Date of Award
Executive Doctorate in Business Administration
Dr. Mark Keil
Dr. Lars Mathiassen
Dr. A. Wayne Lord
Small businesses and small business networks have become increasingly important over the past two decades. However, limited empirical research has been carried out on the interactions of these small businesses, specifically within supportive networks. This research focuses on the interaction of firms and organizations within a successful small business innovation network, and how innovative business practices are developed. Innovation network theory was used as a lens to view the dynamics within an innovation network comprised entirely of small businesses and organizations. For this research, a qualitative case study was undertaken, with an emergent wine region in Southern California targeted as an ideal case in which to study a small business innovation network. This research showed that in this instance of a small business innovation network, a hub firm, as defined by innovation network theory does not exist to orchestrate and manage the interactions within the network. Thereby, an adapted model for small business innovation networks is proposed and the results from this qualitative case study are mapped using this adapted theory. The results show a constellation of firms and organizations at the core of the network composition, undertaking deliberate and emergent strategies that affect the outcome and success of all members of the small business innovation network. The research identified a significant sense of place embedded in the regional culture and the importance of effective regional planning in positively impacting the success of the small business innovation network.

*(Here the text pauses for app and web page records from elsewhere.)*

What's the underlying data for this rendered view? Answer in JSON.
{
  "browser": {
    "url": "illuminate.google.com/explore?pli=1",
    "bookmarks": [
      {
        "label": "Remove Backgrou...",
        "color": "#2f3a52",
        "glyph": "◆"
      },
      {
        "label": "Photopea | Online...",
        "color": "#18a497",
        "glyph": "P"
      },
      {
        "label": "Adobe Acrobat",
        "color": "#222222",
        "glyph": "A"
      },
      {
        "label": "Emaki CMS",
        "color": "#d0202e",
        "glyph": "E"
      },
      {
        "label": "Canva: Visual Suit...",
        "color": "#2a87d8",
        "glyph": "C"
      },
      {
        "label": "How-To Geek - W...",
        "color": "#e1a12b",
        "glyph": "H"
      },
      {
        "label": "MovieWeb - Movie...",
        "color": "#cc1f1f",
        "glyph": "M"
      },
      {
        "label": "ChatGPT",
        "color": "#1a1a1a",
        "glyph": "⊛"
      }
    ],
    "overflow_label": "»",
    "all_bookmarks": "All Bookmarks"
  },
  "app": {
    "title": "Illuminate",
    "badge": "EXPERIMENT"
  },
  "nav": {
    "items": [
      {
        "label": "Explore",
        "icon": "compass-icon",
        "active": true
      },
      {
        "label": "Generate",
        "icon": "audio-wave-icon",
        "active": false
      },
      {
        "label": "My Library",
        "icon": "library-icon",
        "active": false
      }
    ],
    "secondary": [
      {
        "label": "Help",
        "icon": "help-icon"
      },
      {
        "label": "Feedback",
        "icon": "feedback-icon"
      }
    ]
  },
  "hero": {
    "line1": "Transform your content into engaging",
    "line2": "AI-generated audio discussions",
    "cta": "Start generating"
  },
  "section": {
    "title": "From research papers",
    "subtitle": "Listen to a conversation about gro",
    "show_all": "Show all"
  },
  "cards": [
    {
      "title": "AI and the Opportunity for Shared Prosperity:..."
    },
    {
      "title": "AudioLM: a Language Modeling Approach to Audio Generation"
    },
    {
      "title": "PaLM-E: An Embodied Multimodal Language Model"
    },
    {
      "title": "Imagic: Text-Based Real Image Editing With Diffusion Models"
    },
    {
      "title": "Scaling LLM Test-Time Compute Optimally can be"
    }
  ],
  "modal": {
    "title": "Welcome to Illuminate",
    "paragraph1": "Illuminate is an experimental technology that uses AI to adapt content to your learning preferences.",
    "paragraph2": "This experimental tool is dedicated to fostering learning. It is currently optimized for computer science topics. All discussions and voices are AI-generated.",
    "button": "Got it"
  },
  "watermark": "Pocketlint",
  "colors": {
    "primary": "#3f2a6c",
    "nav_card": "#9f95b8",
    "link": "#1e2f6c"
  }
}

Miller, Jeanette Kay, "An Adapted Model for Small Business Innovation Networks: The Case of an Emergent Wine Region in Southern California" (2012). Business Administration Dissertations. Paper 6.